TASK DESCRIPTION =>
Without the pictures, print each of the records below exactly as it appears.

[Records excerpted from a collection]
○ ○ ○ ○
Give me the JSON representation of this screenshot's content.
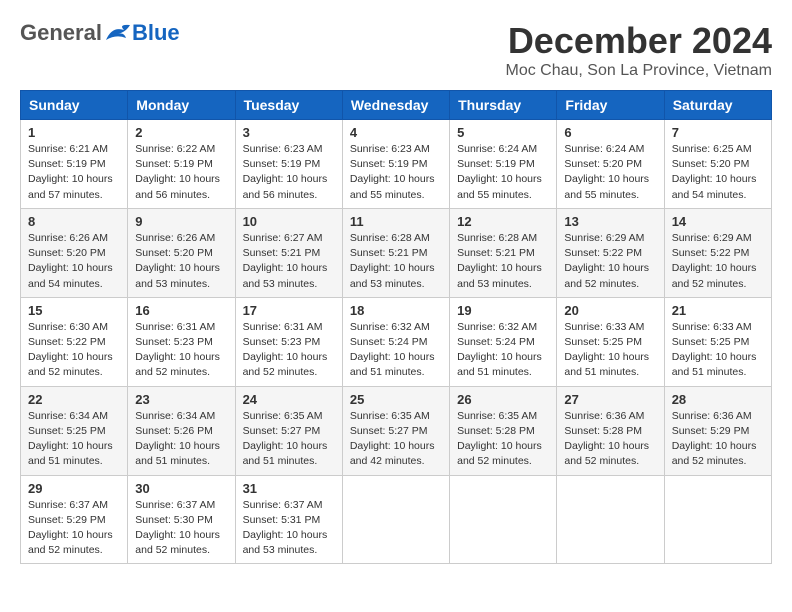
{
  "header": {
    "logo_general": "General",
    "logo_blue": "Blue",
    "title": "December 2024",
    "subtitle": "Moc Chau, Son La Province, Vietnam"
  },
  "weekdays": [
    "Sunday",
    "Monday",
    "Tuesday",
    "Wednesday",
    "Thursday",
    "Friday",
    "Saturday"
  ],
  "weeks": [
    [
      {
        "day": 1,
        "sunrise": "6:21 AM",
        "sunset": "5:19 PM",
        "daylight": "10 hours and 57 minutes."
      },
      {
        "day": 2,
        "sunrise": "6:22 AM",
        "sunset": "5:19 PM",
        "daylight": "10 hours and 56 minutes."
      },
      {
        "day": 3,
        "sunrise": "6:23 AM",
        "sunset": "5:19 PM",
        "daylight": "10 hours and 56 minutes."
      },
      {
        "day": 4,
        "sunrise": "6:23 AM",
        "sunset": "5:19 PM",
        "daylight": "10 hours and 55 minutes."
      },
      {
        "day": 5,
        "sunrise": "6:24 AM",
        "sunset": "5:19 PM",
        "daylight": "10 hours and 55 minutes."
      },
      {
        "day": 6,
        "sunrise": "6:24 AM",
        "sunset": "5:20 PM",
        "daylight": "10 hours and 55 minutes."
      },
      {
        "day": 7,
        "sunrise": "6:25 AM",
        "sunset": "5:20 PM",
        "daylight": "10 hours and 54 minutes."
      }
    ],
    [
      {
        "day": 8,
        "sunrise": "6:26 AM",
        "sunset": "5:20 PM",
        "daylight": "10 hours and 54 minutes."
      },
      {
        "day": 9,
        "sunrise": "6:26 AM",
        "sunset": "5:20 PM",
        "daylight": "10 hours and 53 minutes."
      },
      {
        "day": 10,
        "sunrise": "6:27 AM",
        "sunset": "5:21 PM",
        "daylight": "10 hours and 53 minutes."
      },
      {
        "day": 11,
        "sunrise": "6:28 AM",
        "sunset": "5:21 PM",
        "daylight": "10 hours and 53 minutes."
      },
      {
        "day": 12,
        "sunrise": "6:28 AM",
        "sunset": "5:21 PM",
        "daylight": "10 hours and 53 minutes."
      },
      {
        "day": 13,
        "sunrise": "6:29 AM",
        "sunset": "5:22 PM",
        "daylight": "10 hours and 52 minutes."
      },
      {
        "day": 14,
        "sunrise": "6:29 AM",
        "sunset": "5:22 PM",
        "daylight": "10 hours and 52 minutes."
      }
    ],
    [
      {
        "day": 15,
        "sunrise": "6:30 AM",
        "sunset": "5:22 PM",
        "daylight": "10 hours and 52 minutes."
      },
      {
        "day": 16,
        "sunrise": "6:31 AM",
        "sunset": "5:23 PM",
        "daylight": "10 hours and 52 minutes."
      },
      {
        "day": 17,
        "sunrise": "6:31 AM",
        "sunset": "5:23 PM",
        "daylight": "10 hours and 52 minutes."
      },
      {
        "day": 18,
        "sunrise": "6:32 AM",
        "sunset": "5:24 PM",
        "daylight": "10 hours and 51 minutes."
      },
      {
        "day": 19,
        "sunrise": "6:32 AM",
        "sunset": "5:24 PM",
        "daylight": "10 hours and 51 minutes."
      },
      {
        "day": 20,
        "sunrise": "6:33 AM",
        "sunset": "5:25 PM",
        "daylight": "10 hours and 51 minutes."
      },
      {
        "day": 21,
        "sunrise": "6:33 AM",
        "sunset": "5:25 PM",
        "daylight": "10 hours and 51 minutes."
      }
    ],
    [
      {
        "day": 22,
        "sunrise": "6:34 AM",
        "sunset": "5:25 PM",
        "daylight": "10 hours and 51 minutes."
      },
      {
        "day": 23,
        "sunrise": "6:34 AM",
        "sunset": "5:26 PM",
        "daylight": "10 hours and 51 minutes."
      },
      {
        "day": 24,
        "sunrise": "6:35 AM",
        "sunset": "5:27 PM",
        "daylight": "10 hours and 51 minutes."
      },
      {
        "day": 25,
        "sunrise": "6:35 AM",
        "sunset": "5:27 PM",
        "daylight": "10 hours and 42 minutes."
      },
      {
        "day": 26,
        "sunrise": "6:35 AM",
        "sunset": "5:28 PM",
        "daylight": "10 hours and 52 minutes."
      },
      {
        "day": 27,
        "sunrise": "6:36 AM",
        "sunset": "5:28 PM",
        "daylight": "10 hours and 52 minutes."
      },
      {
        "day": 28,
        "sunrise": "6:36 AM",
        "sunset": "5:29 PM",
        "daylight": "10 hours and 52 minutes."
      }
    ],
    [
      {
        "day": 29,
        "sunrise": "6:37 AM",
        "sunset": "5:29 PM",
        "daylight": "10 hours and 52 minutes."
      },
      {
        "day": 30,
        "sunrise": "6:37 AM",
        "sunset": "5:30 PM",
        "daylight": "10 hours and 52 minutes."
      },
      {
        "day": 31,
        "sunrise": "6:37 AM",
        "sunset": "5:31 PM",
        "daylight": "10 hours and 53 minutes."
      },
      null,
      null,
      null,
      null
    ]
  ]
}
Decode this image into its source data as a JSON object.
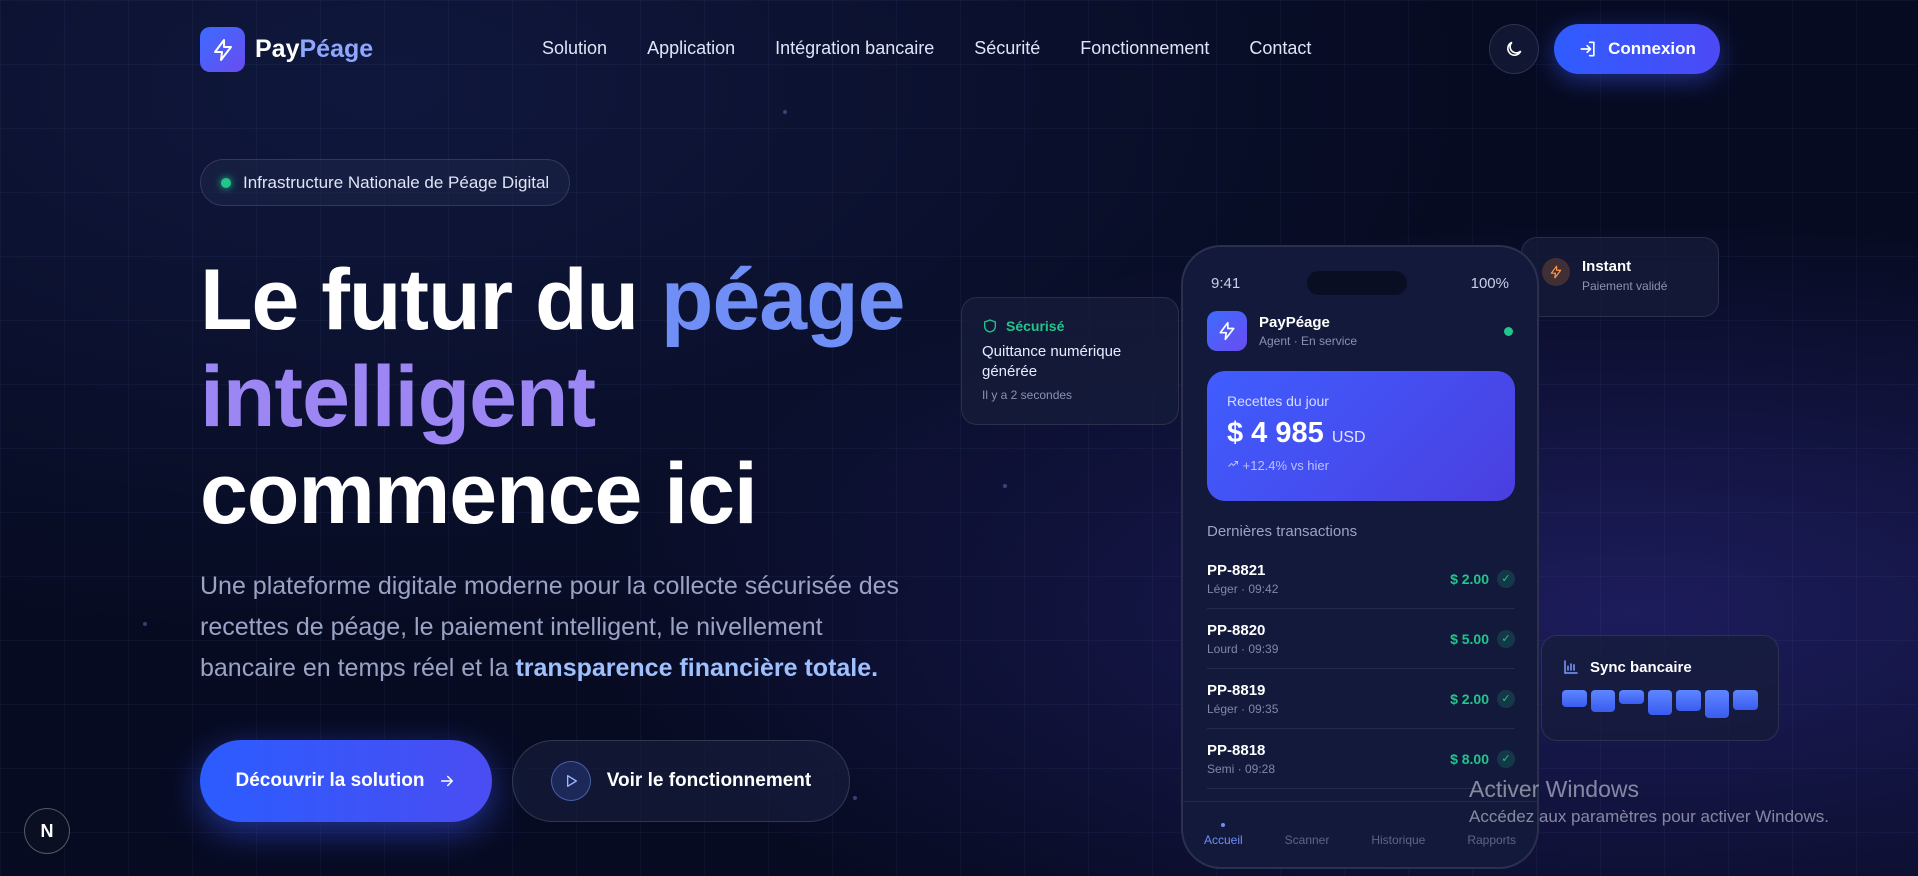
{
  "brand": {
    "name_part1": "Pay",
    "name_part2": "Péage"
  },
  "nav": {
    "items": [
      "Solution",
      "Application",
      "Intégration bancaire",
      "Sécurité",
      "Fonctionnement",
      "Contact"
    ]
  },
  "header": {
    "login_label": "Connexion"
  },
  "hero": {
    "badge": "Infrastructure Nationale de Péage Digital",
    "headline": {
      "line1_a": "Le futur du ",
      "line1_b": "péage",
      "line2": "intelligent",
      "line3": "commence ici"
    },
    "lede_text": "Une plateforme digitale moderne pour la collecte sécurisée des recettes de péage, le paiement intelligent, le nivellement bancaire en temps réel et la ",
    "lede_highlight": "transparence financière totale.",
    "cta_primary": "Découvrir la solution",
    "cta_secondary": "Voir le fonctionnement"
  },
  "secure_card": {
    "title": "Sécurisé",
    "message": "Quittance numérique générée",
    "time": "Il y a 2 secondes"
  },
  "instant_card": {
    "title": "Instant",
    "subtitle": "Paiement validé"
  },
  "sync_card": {
    "title": "Sync bancaire",
    "bars": [
      0.6,
      0.8,
      0.5,
      0.9,
      0.75,
      1.0,
      0.7
    ]
  },
  "phone": {
    "time": "9:41",
    "battery": "100%",
    "app_name": "PayPéage",
    "app_sub": "Agent · En service",
    "revenue": {
      "label": "Recettes du jour",
      "amount": "$ 4 985",
      "currency": "USD",
      "trend": "+12.4% vs hier"
    },
    "tx_title": "Dernières transactions",
    "transactions": [
      {
        "id": "PP-8821",
        "meta": "Léger · 09:42",
        "amount": "$ 2.00"
      },
      {
        "id": "PP-8820",
        "meta": "Lourd · 09:39",
        "amount": "$ 5.00"
      },
      {
        "id": "PP-8819",
        "meta": "Léger · 09:35",
        "amount": "$ 2.00"
      },
      {
        "id": "PP-8818",
        "meta": "Semi · 09:28",
        "amount": "$ 8.00"
      }
    ],
    "tabs": [
      "Accueil",
      "Scanner",
      "Historique",
      "Rapports"
    ]
  },
  "windows": {
    "line1": "Activer Windows",
    "line2": "Accédez aux paramètres pour activer Windows."
  },
  "dev_badge": "N",
  "colors": {
    "accent": "#3b6cff",
    "success": "#22c58b",
    "background": "#070b22"
  }
}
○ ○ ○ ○
YOUR SOLUTION =>
Give me the JSON representation of this screenshot's content.
{
  "header": {
    "logo_general": "General",
    "logo_blue": "Blue",
    "title": "December 2024",
    "subtitle": "Moc Chau, Son La Province, Vietnam"
  },
  "weekdays": [
    "Sunday",
    "Monday",
    "Tuesday",
    "Wednesday",
    "Thursday",
    "Friday",
    "Saturday"
  ],
  "weeks": [
    [
      {
        "day": 1,
        "sunrise": "6:21 AM",
        "sunset": "5:19 PM",
        "daylight": "10 hours and 57 minutes."
      },
      {
        "day": 2,
        "sunrise": "6:22 AM",
        "sunset": "5:19 PM",
        "daylight": "10 hours and 56 minutes."
      },
      {
        "day": 3,
        "sunrise": "6:23 AM",
        "sunset": "5:19 PM",
        "daylight": "10 hours and 56 minutes."
      },
      {
        "day": 4,
        "sunrise": "6:23 AM",
        "sunset": "5:19 PM",
        "daylight": "10 hours and 55 minutes."
      },
      {
        "day": 5,
        "sunrise": "6:24 AM",
        "sunset": "5:19 PM",
        "daylight": "10 hours and 55 minutes."
      },
      {
        "day": 6,
        "sunrise": "6:24 AM",
        "sunset": "5:20 PM",
        "daylight": "10 hours and 55 minutes."
      },
      {
        "day": 7,
        "sunrise": "6:25 AM",
        "sunset": "5:20 PM",
        "daylight": "10 hours and 54 minutes."
      }
    ],
    [
      {
        "day": 8,
        "sunrise": "6:26 AM",
        "sunset": "5:20 PM",
        "daylight": "10 hours and 54 minutes."
      },
      {
        "day": 9,
        "sunrise": "6:26 AM",
        "sunset": "5:20 PM",
        "daylight": "10 hours and 53 minutes."
      },
      {
        "day": 10,
        "sunrise": "6:27 AM",
        "sunset": "5:21 PM",
        "daylight": "10 hours and 53 minutes."
      },
      {
        "day": 11,
        "sunrise": "6:28 AM",
        "sunset": "5:21 PM",
        "daylight": "10 hours and 53 minutes."
      },
      {
        "day": 12,
        "sunrise": "6:28 AM",
        "sunset": "5:21 PM",
        "daylight": "10 hours and 53 minutes."
      },
      {
        "day": 13,
        "sunrise": "6:29 AM",
        "sunset": "5:22 PM",
        "daylight": "10 hours and 52 minutes."
      },
      {
        "day": 14,
        "sunrise": "6:29 AM",
        "sunset": "5:22 PM",
        "daylight": "10 hours and 52 minutes."
      }
    ],
    [
      {
        "day": 15,
        "sunrise": "6:30 AM",
        "sunset": "5:22 PM",
        "daylight": "10 hours and 52 minutes."
      },
      {
        "day": 16,
        "sunrise": "6:31 AM",
        "sunset": "5:23 PM",
        "daylight": "10 hours and 52 minutes."
      },
      {
        "day": 17,
        "sunrise": "6:31 AM",
        "sunset": "5:23 PM",
        "daylight": "10 hours and 52 minutes."
      },
      {
        "day": 18,
        "sunrise": "6:32 AM",
        "sunset": "5:24 PM",
        "daylight": "10 hours and 51 minutes."
      },
      {
        "day": 19,
        "sunrise": "6:32 AM",
        "sunset": "5:24 PM",
        "daylight": "10 hours and 51 minutes."
      },
      {
        "day": 20,
        "sunrise": "6:33 AM",
        "sunset": "5:25 PM",
        "daylight": "10 hours and 51 minutes."
      },
      {
        "day": 21,
        "sunrise": "6:33 AM",
        "sunset": "5:25 PM",
        "daylight": "10 hours and 51 minutes."
      }
    ],
    [
      {
        "day": 22,
        "sunrise": "6:34 AM",
        "sunset": "5:25 PM",
        "daylight": "10 hours and 51 minutes."
      },
      {
        "day": 23,
        "sunrise": "6:34 AM",
        "sunset": "5:26 PM",
        "daylight": "10 hours and 51 minutes."
      },
      {
        "day": 24,
        "sunrise": "6:35 AM",
        "sunset": "5:27 PM",
        "daylight": "10 hours and 51 minutes."
      },
      {
        "day": 25,
        "sunrise": "6:35 AM",
        "sunset": "5:27 PM",
        "daylight": "10 hours and 42 minutes."
      },
      {
        "day": 26,
        "sunrise": "6:35 AM",
        "sunset": "5:28 PM",
        "daylight": "10 hours and 52 minutes."
      },
      {
        "day": 27,
        "sunrise": "6:36 AM",
        "sunset": "5:28 PM",
        "daylight": "10 hours and 52 minutes."
      },
      {
        "day": 28,
        "sunrise": "6:36 AM",
        "sunset": "5:29 PM",
        "daylight": "10 hours and 52 minutes."
      }
    ],
    [
      {
        "day": 29,
        "sunrise": "6:37 AM",
        "sunset": "5:29 PM",
        "daylight": "10 hours and 52 minutes."
      },
      {
        "day": 30,
        "sunrise": "6:37 AM",
        "sunset": "5:30 PM",
        "daylight": "10 hours and 52 minutes."
      },
      {
        "day": 31,
        "sunrise": "6:37 AM",
        "sunset": "5:31 PM",
        "daylight": "10 hours and 53 minutes."
      },
      null,
      null,
      null,
      null
    ]
  ]
}
Decode this image into its source data as a JSON object.
{
  "brand": {
    "name_part1": "Pay",
    "name_part2": "Péage"
  },
  "nav": {
    "items": [
      "Solution",
      "Application",
      "Intégration bancaire",
      "Sécurité",
      "Fonctionnement",
      "Contact"
    ]
  },
  "header": {
    "login_label": "Connexion"
  },
  "hero": {
    "badge": "Infrastructure Nationale de Péage Digital",
    "headline": {
      "line1_a": "Le futur du ",
      "line1_b": "péage",
      "line2": "intelligent",
      "line3": "commence ici"
    },
    "lede_text": "Une plateforme digitale moderne pour la collecte sécurisée des recettes de péage, le paiement intelligent, le nivellement bancaire en temps réel et la ",
    "lede_highlight": "transparence financière totale.",
    "cta_primary": "Découvrir la solution",
    "cta_secondary": "Voir le fonctionnement"
  },
  "secure_card": {
    "title": "Sécurisé",
    "message": "Quittance numérique générée",
    "time": "Il y a 2 secondes"
  },
  "instant_card": {
    "title": "Instant",
    "subtitle": "Paiement validé"
  },
  "sync_card": {
    "title": "Sync bancaire",
    "bars": [
      0.6,
      0.8,
      0.5,
      0.9,
      0.75,
      1.0,
      0.7
    ]
  },
  "phone": {
    "time": "9:41",
    "battery": "100%",
    "app_name": "PayPéage",
    "app_sub": "Agent · En service",
    "revenue": {
      "label": "Recettes du jour",
      "amount": "$ 4 985",
      "currency": "USD",
      "trend": "+12.4% vs hier"
    },
    "tx_title": "Dernières transactions",
    "transactions": [
      {
        "id": "PP-8821",
        "meta": "Léger · 09:42",
        "amount": "$ 2.00"
      },
      {
        "id": "PP-8820",
        "meta": "Lourd · 09:39",
        "amount": "$ 5.00"
      },
      {
        "id": "PP-8819",
        "meta": "Léger · 09:35",
        "amount": "$ 2.00"
      },
      {
        "id": "PP-8818",
        "meta": "Semi · 09:28",
        "amount": "$ 8.00"
      }
    ],
    "tabs": [
      "Accueil",
      "Scanner",
      "Historique",
      "Rapports"
    ]
  },
  "windows": {
    "line1": "Activer Windows",
    "line2": "Accédez aux paramètres pour activer Windows."
  },
  "dev_badge": "N",
  "colors": {
    "accent": "#3b6cff",
    "success": "#22c58b",
    "background": "#070b22"
  }
}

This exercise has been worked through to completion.